In order for this project to be successful, I take my lead from Steven Lubar’s admonition in Seven Rules for Public Humanists that a scholar must become “a facilitator and translator as well as an expert.” For there do exist excellent scholarly books and essays written on Marguerite Wildenhain and Pond Farm, yet the site remains relatively unknown to a broader public. My task is therefore to translate the existing knowledge into a format that will engage my publics, facilitating the creation of affective bonds between Pond Farm and multiply positioned viewers of the digital history map.

Why I’m Here: Ethics and Ponds

I’m here because I want a place to think about what it means to do publicly engaged scholarship. Because in the competitive, individualist context of academia the Public Scholars program creates a community of peers with whom to think deeply and collaboratively about these issues. Because I want to stay in the university and I’m committed to doing that in the most ethical way possible. Because academia is very good at theorizing politics on an abstract scale, and very bad at addressing the politics of its own institutions. Because I’m an art historian, meaning I’m located in a discipline that commonly addresses a public outside the university—nearly half of Art History PhDs go on to work in museums—yet must always contend with its justifiably elitist reputation. Because in the midst of the “Crisis of the Humanities” art’s excess to function resists the metrics of social utility, while also constituting a crucial facet of human experience.
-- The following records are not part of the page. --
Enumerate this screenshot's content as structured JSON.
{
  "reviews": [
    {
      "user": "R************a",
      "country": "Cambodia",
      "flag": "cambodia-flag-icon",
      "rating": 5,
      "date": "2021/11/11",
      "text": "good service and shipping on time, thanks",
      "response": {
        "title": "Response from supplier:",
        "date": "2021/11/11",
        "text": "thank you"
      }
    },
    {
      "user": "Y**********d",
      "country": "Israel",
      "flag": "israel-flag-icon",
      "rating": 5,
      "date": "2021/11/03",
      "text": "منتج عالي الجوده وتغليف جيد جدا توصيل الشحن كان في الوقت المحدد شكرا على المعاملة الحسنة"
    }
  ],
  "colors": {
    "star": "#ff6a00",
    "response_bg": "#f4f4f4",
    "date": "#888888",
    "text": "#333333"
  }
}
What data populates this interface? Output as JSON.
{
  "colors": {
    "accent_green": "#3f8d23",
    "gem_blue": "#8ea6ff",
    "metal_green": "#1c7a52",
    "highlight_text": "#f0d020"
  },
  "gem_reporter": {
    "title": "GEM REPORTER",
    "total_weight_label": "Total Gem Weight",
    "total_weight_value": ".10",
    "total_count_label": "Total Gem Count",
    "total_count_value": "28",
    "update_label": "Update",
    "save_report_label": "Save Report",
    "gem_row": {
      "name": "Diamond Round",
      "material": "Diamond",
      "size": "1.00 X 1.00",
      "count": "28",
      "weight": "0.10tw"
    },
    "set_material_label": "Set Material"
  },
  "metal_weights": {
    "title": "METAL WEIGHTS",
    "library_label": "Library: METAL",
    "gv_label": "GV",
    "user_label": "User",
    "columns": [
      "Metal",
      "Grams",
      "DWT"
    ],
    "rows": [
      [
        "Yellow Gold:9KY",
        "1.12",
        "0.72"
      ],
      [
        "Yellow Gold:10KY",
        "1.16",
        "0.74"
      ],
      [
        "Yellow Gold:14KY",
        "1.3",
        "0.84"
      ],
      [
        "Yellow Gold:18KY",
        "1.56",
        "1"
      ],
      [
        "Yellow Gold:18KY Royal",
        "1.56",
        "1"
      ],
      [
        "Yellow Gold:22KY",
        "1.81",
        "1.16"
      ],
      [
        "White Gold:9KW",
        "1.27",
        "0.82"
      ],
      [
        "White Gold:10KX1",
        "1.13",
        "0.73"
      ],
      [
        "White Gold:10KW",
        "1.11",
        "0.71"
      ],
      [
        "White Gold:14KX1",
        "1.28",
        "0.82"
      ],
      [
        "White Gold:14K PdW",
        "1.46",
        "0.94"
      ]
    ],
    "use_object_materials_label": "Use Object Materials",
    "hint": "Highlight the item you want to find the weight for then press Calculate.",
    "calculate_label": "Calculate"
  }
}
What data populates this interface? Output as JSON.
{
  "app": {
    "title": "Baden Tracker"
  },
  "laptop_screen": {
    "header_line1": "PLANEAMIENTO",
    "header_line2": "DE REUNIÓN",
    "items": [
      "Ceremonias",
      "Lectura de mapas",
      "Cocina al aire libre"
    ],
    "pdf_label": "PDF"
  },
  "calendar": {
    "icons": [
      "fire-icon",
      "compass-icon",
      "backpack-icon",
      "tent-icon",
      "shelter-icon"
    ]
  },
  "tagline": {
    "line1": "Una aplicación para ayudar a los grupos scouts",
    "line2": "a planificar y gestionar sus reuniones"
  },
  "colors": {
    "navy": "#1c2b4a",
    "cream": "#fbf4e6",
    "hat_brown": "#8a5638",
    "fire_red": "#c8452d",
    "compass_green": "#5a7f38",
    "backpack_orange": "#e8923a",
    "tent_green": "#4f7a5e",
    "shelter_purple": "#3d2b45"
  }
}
This summer I’ll be working with the Stewards of the Coast and Redwoods to help them preserve the history of Pond Farm in Guerneville, California. The site began as an art colony in the model of Black Mountain College, and later became the studio and teaching space of Marguerite Wildenhain, a Bauhaus-trained potter who fled the Nazis in 1940. The Public Scholars program connected me with this project, which immediately resonated with my identity as a Jewish woman artist and my experiences living on several different art collectives and communes. I believe that it is crucial to support alternative narratives of Art History located outside of the mainstream institutions of urban centers. While I do so indirectly in my own academic research, this project affords me the opportunity to work with a government organization to take concrete steps to ensure Pond Farm’s legacy, and to argue for its relevance to contemporary artists and audiences.